Work task: Below are the records. Gather each line that holds "type".
★ ★ ★ ★ ★
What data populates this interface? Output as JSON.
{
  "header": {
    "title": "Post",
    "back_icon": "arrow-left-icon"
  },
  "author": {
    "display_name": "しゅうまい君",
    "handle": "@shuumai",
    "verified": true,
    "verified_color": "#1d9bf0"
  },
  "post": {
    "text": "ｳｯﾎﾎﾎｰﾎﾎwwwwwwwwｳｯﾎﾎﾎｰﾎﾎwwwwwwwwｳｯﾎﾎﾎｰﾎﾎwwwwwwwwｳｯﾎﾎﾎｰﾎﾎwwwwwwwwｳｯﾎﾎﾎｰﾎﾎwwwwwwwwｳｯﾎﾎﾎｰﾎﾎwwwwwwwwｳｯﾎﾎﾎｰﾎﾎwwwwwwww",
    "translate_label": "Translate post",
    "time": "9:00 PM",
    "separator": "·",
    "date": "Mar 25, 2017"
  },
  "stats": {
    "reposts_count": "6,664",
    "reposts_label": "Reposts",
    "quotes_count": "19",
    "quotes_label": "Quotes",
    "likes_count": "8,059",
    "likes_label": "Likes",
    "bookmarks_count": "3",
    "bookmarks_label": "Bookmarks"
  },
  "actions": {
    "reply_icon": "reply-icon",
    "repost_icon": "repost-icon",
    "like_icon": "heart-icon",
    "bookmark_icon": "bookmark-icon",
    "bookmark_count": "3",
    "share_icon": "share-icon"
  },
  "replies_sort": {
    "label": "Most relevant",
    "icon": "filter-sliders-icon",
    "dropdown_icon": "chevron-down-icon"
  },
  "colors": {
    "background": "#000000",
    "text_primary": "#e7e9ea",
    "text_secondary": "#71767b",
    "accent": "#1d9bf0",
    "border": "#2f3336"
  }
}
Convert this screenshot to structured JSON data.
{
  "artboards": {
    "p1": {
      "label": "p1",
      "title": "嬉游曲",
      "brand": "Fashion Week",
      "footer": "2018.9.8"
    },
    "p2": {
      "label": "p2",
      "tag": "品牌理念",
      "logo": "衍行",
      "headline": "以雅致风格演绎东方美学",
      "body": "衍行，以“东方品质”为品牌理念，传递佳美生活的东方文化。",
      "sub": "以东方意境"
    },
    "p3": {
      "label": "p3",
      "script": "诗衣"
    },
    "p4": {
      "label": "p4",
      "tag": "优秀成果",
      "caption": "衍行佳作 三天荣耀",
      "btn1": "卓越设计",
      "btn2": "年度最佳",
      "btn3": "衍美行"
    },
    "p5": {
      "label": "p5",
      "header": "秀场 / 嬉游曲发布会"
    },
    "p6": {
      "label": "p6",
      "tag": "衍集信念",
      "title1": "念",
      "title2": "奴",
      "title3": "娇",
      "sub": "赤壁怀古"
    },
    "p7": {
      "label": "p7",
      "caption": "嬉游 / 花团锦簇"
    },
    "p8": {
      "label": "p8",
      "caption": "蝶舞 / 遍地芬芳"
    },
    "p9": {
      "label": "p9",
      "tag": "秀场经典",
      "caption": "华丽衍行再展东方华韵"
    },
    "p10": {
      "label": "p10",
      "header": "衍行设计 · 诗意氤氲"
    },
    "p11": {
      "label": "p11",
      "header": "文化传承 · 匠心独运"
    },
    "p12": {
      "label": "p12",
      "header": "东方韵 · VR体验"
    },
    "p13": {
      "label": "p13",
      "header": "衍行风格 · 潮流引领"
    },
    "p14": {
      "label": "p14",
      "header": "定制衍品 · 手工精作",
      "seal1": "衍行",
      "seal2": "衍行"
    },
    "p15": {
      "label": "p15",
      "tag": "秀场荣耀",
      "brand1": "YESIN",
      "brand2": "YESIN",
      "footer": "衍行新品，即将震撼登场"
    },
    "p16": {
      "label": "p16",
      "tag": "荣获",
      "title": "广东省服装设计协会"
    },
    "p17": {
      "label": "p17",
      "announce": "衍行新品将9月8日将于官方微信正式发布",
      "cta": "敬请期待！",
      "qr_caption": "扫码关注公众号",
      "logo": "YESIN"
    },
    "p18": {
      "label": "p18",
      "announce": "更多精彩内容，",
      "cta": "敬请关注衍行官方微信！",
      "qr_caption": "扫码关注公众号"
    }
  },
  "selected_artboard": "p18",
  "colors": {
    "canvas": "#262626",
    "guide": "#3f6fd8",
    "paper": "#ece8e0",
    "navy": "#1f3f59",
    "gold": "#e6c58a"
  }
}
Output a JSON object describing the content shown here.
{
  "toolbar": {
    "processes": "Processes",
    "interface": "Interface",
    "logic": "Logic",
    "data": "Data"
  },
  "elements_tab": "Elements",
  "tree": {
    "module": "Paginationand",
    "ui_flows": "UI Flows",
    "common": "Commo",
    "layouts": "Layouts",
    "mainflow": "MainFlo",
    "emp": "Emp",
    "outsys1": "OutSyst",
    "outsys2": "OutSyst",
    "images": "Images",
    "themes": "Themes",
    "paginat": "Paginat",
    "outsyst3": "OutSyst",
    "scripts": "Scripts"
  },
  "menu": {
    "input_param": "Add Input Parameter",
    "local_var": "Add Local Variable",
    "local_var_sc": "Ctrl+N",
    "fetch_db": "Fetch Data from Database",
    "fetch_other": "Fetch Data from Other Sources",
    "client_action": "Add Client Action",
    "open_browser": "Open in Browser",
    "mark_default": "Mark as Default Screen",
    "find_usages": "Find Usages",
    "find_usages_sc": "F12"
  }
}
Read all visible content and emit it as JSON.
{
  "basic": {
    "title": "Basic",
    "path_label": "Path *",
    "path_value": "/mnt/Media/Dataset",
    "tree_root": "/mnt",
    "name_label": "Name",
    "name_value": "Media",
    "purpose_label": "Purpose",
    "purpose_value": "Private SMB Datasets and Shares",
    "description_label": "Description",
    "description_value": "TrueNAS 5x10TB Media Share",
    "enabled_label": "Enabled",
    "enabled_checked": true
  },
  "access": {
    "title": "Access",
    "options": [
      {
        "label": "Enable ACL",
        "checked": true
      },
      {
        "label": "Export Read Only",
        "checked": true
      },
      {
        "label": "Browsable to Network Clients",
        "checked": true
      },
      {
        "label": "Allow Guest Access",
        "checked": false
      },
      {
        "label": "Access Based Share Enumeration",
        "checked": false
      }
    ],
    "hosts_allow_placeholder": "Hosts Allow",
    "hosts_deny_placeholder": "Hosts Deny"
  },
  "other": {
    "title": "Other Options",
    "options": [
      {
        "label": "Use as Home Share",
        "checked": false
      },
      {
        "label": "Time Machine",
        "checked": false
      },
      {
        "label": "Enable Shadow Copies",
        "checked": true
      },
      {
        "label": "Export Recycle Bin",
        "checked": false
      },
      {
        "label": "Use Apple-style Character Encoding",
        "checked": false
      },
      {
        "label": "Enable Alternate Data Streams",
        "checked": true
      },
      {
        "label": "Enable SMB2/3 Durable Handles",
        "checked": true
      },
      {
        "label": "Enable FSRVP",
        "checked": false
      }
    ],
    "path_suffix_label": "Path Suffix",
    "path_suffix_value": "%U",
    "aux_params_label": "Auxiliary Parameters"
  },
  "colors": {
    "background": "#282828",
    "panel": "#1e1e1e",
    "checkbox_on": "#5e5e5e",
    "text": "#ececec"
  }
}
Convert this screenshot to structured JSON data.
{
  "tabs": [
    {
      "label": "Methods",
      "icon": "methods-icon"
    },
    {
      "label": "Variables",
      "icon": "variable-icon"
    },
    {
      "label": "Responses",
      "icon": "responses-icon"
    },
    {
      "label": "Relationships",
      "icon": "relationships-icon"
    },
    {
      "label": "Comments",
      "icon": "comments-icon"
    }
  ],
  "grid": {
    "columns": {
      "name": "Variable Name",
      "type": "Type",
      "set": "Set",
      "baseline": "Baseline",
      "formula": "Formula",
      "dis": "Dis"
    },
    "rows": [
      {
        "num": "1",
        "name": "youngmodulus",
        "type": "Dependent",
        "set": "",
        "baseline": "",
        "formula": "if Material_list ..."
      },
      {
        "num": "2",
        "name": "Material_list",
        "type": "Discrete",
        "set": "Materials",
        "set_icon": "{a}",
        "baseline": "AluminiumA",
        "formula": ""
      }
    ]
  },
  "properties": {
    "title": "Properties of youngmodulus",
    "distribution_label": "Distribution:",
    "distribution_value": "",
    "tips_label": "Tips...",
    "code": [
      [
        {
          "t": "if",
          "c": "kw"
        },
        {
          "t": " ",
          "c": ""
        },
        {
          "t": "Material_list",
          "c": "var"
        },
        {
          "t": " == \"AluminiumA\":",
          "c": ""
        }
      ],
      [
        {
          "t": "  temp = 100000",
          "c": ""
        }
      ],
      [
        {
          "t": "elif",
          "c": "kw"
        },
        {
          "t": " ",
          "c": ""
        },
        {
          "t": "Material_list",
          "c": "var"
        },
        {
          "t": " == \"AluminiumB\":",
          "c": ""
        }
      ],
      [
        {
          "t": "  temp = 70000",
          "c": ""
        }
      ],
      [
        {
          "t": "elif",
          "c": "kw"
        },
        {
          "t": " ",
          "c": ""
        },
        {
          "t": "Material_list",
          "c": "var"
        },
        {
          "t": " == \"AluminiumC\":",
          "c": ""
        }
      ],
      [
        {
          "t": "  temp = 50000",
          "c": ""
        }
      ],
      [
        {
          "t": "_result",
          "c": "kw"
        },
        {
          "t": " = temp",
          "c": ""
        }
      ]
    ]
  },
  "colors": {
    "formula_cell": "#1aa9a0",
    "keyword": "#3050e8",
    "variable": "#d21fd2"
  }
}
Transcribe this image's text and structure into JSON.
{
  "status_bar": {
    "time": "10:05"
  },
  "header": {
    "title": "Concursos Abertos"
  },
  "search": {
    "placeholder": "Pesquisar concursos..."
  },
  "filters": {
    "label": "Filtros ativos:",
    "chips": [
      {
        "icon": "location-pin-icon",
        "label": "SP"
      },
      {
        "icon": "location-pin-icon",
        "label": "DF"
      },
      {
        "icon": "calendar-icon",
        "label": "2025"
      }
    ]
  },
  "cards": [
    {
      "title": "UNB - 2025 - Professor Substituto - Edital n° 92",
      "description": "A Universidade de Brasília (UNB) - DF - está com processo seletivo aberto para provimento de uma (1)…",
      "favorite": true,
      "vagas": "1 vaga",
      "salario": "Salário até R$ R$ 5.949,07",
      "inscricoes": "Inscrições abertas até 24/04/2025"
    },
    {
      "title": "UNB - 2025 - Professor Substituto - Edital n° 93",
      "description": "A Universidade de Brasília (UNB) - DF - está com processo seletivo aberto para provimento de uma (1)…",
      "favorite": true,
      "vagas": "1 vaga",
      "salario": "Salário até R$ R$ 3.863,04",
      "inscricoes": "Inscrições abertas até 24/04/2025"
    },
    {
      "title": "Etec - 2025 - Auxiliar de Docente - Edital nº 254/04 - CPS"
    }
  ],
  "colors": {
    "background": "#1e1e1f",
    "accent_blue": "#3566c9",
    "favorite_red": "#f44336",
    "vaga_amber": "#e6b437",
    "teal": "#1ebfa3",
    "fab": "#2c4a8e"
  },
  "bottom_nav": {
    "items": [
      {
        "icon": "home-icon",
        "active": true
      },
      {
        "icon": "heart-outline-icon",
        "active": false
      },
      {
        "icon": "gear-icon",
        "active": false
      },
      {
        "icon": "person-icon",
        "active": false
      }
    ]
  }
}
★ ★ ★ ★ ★
Response:
      "type": "Type",
        "type": "Dependent",
        "type": "Discrete",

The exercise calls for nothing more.